**Work required:**
The lines below that include the word "Architect" are to be reported.

________________

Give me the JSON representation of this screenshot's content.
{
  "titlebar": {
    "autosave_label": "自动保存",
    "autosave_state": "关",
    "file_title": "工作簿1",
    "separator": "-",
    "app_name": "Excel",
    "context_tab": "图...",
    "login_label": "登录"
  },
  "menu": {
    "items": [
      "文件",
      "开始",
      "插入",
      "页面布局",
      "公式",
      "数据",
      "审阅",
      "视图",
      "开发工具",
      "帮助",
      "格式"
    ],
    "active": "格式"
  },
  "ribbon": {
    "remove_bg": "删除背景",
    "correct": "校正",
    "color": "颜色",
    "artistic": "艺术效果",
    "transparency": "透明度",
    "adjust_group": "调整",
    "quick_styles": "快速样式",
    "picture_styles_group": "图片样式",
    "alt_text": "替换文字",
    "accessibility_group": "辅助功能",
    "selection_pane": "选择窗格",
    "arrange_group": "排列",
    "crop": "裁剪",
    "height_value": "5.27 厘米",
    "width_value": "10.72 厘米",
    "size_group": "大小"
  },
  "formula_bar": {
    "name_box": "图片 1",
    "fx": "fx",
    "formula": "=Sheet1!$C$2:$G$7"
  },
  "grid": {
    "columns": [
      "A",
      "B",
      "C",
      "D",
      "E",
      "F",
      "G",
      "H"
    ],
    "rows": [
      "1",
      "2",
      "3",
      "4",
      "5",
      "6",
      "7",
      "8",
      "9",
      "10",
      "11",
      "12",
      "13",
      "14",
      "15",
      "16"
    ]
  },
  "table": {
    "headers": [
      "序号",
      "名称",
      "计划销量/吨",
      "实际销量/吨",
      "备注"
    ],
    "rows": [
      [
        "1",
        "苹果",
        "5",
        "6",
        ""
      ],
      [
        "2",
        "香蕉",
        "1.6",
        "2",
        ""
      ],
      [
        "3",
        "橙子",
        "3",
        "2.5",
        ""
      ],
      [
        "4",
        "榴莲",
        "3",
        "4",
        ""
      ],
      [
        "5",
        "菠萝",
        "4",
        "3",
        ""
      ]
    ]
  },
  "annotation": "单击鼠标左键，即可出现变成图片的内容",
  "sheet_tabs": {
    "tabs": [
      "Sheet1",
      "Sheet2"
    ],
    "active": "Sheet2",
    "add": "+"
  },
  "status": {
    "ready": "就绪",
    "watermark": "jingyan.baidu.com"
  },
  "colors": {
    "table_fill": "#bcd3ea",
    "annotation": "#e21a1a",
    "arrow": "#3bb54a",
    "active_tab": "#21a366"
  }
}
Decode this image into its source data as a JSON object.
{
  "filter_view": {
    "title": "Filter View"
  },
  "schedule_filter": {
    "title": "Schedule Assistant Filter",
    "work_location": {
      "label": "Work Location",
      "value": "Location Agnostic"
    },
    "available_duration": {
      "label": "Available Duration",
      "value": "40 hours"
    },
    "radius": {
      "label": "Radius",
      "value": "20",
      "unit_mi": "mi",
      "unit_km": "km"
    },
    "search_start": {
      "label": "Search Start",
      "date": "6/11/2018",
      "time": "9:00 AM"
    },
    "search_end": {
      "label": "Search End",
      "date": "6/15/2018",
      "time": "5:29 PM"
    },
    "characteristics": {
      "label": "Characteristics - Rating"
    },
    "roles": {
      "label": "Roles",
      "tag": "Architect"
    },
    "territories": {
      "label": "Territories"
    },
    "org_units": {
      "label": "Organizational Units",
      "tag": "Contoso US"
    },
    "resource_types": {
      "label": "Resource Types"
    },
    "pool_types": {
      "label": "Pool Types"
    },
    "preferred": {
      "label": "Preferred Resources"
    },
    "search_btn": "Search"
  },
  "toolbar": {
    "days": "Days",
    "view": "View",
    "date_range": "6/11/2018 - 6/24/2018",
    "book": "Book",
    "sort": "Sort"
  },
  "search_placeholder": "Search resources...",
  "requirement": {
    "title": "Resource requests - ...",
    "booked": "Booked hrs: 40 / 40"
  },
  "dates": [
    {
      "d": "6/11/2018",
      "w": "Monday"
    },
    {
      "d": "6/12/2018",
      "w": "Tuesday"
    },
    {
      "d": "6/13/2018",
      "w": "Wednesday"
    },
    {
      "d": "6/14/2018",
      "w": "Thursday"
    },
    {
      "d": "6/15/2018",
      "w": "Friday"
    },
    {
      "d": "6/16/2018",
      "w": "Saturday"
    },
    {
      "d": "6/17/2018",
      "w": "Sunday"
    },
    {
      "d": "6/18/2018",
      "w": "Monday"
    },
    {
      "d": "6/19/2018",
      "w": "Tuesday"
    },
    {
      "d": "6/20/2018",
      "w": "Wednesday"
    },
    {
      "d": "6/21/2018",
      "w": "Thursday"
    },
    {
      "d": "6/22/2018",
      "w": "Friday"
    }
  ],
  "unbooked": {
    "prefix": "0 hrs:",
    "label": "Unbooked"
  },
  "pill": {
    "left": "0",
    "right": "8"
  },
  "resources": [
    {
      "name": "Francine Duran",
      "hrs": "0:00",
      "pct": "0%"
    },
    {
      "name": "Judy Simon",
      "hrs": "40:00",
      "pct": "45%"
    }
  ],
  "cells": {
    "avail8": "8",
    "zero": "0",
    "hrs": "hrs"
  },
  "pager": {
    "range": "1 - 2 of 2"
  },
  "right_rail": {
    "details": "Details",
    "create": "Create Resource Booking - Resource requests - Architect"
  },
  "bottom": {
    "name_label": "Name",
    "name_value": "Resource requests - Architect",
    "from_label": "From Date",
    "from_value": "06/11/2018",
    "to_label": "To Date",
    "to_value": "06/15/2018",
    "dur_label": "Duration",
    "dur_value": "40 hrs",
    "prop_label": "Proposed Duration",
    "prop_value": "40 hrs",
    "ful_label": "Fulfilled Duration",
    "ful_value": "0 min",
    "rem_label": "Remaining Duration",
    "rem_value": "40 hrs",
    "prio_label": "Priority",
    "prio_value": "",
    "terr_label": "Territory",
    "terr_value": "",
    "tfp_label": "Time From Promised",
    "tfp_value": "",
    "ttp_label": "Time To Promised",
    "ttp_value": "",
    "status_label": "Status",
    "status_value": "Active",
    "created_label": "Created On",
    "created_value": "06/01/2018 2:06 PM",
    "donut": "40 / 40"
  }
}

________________

**Answer for the task:**
      "tag": "Architect"
    "create": "Create Resource Booking - Resource requests - Architect"
    "name_value": "Resource requests - Architect",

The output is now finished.